I don't use beersmith, but I suspect it's the same as promash. Calculating the sparge water (for batch spargers) is the same as calculating the strike water. The only difference is that instead of grain being ~68F, it's close to whatever your mash temp was. The volume will be a little less because the grain will retain some water, but it's not a real issue.
When you make your sparge water 180, what temp does your mash get to? Honestly I don't think it really matters. Raising the mash to 170 does not instantly stop all of the enzymatic activity. It takes heat and time to stop them, so the benefit is negligible there. Assuming you aren't having any problems lautering, there isn't much benefit there either.

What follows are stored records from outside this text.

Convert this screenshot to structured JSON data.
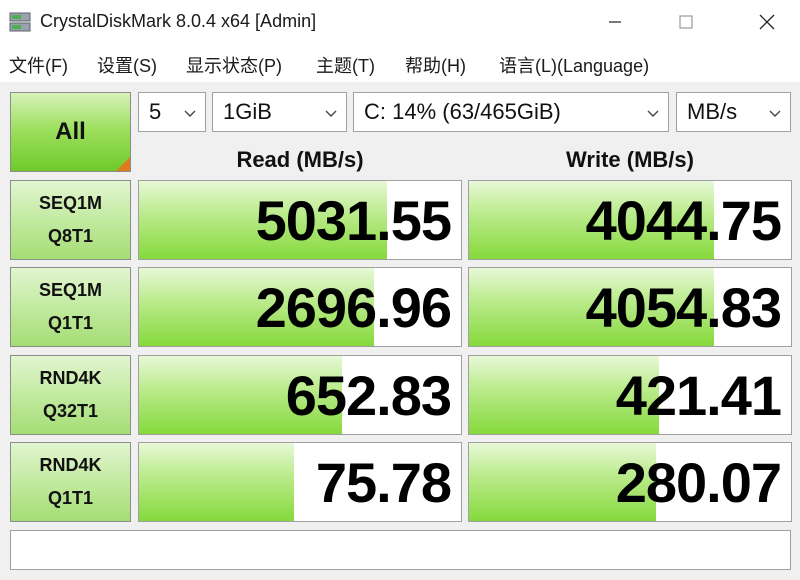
{
  "window": {
    "title": "CrystalDiskMark 8.0.4 x64 [Admin]"
  },
  "menu": [
    "文件(F)",
    "设置(S)",
    "显示状态(P)",
    "主题(T)",
    "帮助(H)",
    "语言(L)(Language)"
  ],
  "controls": {
    "all_label": "All",
    "count": "5",
    "size": "1GiB",
    "drive": "C: 14% (63/465GiB)",
    "unit": "MB/s"
  },
  "headers": {
    "read": "Read (MB/s)",
    "write": "Write (MB/s)"
  },
  "tests": [
    {
      "line1": "SEQ1M",
      "line2": "Q8T1",
      "read": "5031.55",
      "write": "4044.75",
      "read_fill": 0.77,
      "write_fill": 0.76
    },
    {
      "line1": "SEQ1M",
      "line2": "Q1T1",
      "read": "2696.96",
      "write": "4054.83",
      "read_fill": 0.73,
      "write_fill": 0.76
    },
    {
      "line1": "RND4K",
      "line2": "Q32T1",
      "read": "652.83",
      "write": "421.41",
      "read_fill": 0.63,
      "write_fill": 0.59
    },
    {
      "line1": "RND4K",
      "line2": "Q1T1",
      "read": "75.78",
      "write": "280.07",
      "read_fill": 0.48,
      "write_fill": 0.58
    }
  ],
  "comment": ""
}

When I fly sparge, regardless of the temp of the sparge water, it takes FOREVER to significantly raise the temp of the mash. If I mesh at 154, the temp never gets close to 168 during an hour sparge. At a commercial level, where you are draining hundreds or thousands of gallons of wort, it may be more important. IMO, at a homebrew level it's fun thing to try, but ultimately nothing to worry about (unless you are trying to create a challenge by hitting your numbers).